- THE TASK -
Run through the records and, wherever a line holds the word "metid", return that line.

◆ ◆ ◆

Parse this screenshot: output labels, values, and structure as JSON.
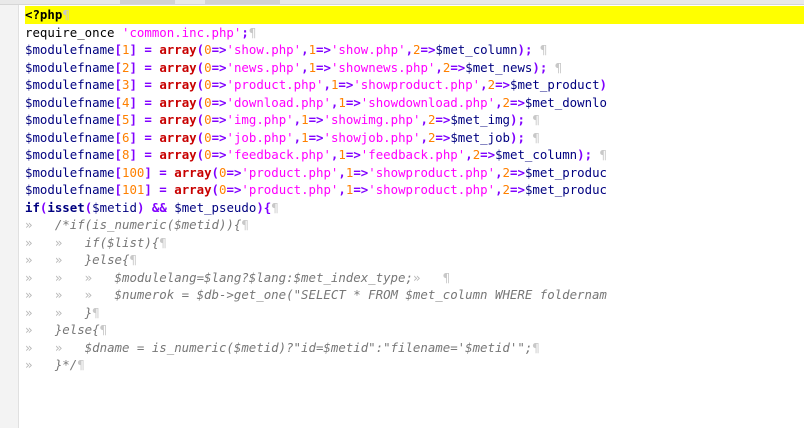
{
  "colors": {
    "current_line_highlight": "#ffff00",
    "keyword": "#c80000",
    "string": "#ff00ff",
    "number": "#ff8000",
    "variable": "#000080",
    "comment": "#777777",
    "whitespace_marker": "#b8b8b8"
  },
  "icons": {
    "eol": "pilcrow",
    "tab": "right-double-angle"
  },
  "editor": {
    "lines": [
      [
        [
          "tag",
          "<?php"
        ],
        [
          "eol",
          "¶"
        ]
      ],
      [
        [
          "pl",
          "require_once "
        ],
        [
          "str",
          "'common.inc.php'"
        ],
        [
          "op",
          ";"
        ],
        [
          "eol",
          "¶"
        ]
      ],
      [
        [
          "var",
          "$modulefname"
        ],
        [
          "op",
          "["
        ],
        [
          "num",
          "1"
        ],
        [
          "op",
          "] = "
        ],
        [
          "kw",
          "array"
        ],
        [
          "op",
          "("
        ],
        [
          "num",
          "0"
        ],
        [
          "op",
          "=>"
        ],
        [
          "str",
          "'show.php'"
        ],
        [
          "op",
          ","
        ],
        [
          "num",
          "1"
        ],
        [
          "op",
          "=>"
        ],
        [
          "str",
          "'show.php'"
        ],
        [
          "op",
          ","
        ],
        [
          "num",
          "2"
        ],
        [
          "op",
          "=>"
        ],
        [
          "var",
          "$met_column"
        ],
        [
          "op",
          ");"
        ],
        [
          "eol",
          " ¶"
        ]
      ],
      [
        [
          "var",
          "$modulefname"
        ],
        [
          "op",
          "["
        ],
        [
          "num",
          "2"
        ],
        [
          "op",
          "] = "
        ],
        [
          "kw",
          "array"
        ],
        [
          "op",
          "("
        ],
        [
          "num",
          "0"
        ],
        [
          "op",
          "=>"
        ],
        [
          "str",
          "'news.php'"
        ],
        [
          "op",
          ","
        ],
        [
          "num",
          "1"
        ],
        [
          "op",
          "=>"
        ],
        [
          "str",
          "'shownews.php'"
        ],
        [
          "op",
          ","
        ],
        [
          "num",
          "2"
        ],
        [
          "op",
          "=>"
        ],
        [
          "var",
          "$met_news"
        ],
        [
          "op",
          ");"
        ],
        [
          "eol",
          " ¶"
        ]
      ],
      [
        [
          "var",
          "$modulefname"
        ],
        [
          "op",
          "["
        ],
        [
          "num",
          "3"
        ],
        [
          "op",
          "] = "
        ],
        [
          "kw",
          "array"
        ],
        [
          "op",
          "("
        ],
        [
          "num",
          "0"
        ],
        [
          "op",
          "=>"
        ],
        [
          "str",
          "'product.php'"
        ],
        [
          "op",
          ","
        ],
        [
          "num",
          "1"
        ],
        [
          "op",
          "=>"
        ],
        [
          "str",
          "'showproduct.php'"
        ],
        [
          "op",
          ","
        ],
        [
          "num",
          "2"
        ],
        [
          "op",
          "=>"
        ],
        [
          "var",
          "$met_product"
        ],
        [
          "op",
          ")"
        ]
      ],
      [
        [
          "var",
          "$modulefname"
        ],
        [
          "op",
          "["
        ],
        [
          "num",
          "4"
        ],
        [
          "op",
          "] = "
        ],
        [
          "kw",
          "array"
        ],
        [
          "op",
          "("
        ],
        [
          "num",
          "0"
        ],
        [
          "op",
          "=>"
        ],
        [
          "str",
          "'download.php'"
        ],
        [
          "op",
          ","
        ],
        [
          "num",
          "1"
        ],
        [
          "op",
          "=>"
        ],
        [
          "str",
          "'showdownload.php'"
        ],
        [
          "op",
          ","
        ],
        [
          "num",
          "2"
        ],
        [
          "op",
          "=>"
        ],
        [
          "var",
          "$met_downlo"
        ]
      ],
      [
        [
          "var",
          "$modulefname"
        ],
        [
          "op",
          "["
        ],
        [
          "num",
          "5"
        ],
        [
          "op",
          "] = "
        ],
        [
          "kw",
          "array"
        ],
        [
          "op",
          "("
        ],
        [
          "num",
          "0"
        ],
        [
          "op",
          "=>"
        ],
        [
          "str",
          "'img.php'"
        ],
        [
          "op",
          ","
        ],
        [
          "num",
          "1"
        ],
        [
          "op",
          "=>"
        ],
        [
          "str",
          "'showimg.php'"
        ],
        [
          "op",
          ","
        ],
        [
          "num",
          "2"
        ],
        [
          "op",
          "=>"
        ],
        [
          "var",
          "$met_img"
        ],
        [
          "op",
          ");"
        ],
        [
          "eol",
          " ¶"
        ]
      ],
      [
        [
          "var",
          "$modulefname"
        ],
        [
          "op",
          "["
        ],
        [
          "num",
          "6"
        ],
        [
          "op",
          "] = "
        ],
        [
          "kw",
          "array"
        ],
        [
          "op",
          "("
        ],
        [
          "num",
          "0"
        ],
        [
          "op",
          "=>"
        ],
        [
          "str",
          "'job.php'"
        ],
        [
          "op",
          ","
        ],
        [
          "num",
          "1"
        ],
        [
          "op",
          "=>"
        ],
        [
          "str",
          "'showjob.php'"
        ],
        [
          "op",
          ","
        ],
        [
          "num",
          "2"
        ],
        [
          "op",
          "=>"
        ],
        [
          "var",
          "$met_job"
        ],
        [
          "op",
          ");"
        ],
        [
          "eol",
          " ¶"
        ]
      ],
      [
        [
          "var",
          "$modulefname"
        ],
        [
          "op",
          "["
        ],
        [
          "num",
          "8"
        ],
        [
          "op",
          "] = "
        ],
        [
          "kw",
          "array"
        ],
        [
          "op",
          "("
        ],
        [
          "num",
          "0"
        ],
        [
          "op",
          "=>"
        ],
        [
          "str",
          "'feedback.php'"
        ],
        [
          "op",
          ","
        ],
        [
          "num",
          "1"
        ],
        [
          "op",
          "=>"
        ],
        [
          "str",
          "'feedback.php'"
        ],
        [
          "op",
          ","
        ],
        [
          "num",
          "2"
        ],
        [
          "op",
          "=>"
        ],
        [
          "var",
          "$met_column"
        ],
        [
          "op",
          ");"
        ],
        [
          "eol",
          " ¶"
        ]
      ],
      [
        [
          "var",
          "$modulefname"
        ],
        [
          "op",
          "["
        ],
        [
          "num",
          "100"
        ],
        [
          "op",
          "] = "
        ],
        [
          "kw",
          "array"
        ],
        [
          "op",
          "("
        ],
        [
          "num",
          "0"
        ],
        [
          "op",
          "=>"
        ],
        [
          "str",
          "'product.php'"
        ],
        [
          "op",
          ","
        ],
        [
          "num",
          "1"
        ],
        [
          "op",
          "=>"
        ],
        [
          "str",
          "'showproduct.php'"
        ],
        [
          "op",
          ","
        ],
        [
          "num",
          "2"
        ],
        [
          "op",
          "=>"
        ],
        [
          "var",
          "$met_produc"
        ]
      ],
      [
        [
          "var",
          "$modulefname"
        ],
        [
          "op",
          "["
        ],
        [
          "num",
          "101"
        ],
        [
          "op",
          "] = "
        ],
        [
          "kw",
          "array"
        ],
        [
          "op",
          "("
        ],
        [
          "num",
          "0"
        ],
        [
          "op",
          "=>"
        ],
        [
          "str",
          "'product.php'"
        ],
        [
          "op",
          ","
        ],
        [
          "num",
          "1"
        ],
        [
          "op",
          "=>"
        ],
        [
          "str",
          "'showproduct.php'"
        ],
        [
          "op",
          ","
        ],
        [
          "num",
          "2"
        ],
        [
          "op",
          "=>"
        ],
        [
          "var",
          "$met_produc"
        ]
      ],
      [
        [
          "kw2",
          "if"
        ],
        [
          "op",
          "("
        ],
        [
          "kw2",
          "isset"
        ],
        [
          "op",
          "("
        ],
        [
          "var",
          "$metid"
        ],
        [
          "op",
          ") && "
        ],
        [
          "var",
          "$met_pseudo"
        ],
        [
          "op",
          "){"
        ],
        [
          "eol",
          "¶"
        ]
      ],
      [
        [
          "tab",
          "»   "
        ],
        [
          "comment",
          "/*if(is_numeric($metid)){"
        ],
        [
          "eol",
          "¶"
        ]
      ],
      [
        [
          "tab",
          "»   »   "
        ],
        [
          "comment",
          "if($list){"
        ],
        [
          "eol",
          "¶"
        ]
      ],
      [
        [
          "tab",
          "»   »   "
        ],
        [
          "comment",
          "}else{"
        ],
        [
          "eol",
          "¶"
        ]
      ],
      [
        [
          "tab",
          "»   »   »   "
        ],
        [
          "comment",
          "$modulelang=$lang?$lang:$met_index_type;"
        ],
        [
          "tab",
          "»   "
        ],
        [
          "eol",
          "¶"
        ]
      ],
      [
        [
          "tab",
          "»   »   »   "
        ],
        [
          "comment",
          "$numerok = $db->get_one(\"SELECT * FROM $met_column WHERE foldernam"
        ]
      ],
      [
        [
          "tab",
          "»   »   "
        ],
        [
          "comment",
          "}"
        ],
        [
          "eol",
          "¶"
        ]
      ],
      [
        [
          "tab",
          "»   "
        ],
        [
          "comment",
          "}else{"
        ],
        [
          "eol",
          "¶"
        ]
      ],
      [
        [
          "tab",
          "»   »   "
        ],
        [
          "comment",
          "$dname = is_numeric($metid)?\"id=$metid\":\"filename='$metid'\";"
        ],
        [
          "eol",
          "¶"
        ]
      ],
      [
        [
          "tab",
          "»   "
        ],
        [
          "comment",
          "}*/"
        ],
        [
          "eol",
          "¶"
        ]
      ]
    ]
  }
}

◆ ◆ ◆

- ANSWER -
          "$metid"
          "/*if(is_numeric($metid)){"
          "$dname = is_numeric($metid)?\"id=$metid\":\"filename='$metid'\";"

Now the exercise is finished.